What this task involves
Identify all lines in the listing that include the word "Ctrl", and copy them out.
(Records shown begins)
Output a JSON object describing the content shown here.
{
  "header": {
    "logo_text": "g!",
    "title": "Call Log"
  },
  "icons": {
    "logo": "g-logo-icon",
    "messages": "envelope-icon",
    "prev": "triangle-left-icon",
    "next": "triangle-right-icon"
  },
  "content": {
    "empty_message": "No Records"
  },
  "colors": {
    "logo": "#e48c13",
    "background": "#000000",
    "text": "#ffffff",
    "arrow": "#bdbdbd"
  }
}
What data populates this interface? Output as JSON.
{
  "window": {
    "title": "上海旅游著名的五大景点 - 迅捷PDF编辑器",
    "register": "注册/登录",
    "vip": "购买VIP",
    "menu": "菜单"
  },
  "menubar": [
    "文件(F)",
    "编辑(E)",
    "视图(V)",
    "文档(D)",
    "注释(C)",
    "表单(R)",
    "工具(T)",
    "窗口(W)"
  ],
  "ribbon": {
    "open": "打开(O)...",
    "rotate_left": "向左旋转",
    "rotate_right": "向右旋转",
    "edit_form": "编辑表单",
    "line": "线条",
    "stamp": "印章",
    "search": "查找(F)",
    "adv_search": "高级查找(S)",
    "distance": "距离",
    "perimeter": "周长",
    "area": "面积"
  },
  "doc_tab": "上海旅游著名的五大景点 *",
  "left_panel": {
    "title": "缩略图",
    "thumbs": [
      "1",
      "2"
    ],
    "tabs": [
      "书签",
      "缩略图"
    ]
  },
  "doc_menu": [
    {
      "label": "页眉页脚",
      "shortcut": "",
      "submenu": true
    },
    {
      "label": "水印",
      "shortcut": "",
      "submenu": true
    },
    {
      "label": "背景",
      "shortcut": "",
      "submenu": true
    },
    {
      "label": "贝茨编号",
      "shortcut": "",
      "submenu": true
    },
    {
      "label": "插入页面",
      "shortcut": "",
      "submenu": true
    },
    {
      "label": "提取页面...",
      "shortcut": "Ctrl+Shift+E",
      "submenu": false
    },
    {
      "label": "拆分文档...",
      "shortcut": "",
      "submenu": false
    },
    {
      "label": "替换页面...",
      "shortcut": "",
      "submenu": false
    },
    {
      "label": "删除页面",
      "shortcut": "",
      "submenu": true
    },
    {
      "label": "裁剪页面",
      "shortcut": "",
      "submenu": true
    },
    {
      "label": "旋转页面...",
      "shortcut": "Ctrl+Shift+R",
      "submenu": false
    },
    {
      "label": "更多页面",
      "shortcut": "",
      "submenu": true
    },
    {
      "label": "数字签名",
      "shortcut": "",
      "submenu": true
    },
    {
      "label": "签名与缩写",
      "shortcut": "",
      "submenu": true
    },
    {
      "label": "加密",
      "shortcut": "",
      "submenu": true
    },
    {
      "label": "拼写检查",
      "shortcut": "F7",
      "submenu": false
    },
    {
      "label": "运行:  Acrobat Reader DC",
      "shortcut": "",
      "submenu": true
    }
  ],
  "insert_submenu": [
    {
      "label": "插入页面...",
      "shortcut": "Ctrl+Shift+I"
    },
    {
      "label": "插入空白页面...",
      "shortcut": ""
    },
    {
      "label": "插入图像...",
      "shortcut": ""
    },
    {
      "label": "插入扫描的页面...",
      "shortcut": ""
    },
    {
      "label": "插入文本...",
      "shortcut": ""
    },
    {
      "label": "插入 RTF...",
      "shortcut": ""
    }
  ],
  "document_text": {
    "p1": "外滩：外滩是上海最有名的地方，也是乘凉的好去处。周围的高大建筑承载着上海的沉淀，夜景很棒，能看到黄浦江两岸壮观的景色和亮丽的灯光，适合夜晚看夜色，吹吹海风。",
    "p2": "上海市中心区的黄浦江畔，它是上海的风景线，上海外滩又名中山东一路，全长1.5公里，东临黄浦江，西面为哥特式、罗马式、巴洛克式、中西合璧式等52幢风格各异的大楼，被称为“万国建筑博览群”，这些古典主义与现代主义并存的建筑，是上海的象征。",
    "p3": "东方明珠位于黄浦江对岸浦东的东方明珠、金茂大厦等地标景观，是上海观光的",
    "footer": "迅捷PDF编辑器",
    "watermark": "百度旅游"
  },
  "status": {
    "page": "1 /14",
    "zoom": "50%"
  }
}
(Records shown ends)
Answer to this exercise
      "shortcut": "Ctrl+Shift+E",
      "shortcut": "Ctrl+Shift+R",
      "shortcut": "Ctrl+Shift+I"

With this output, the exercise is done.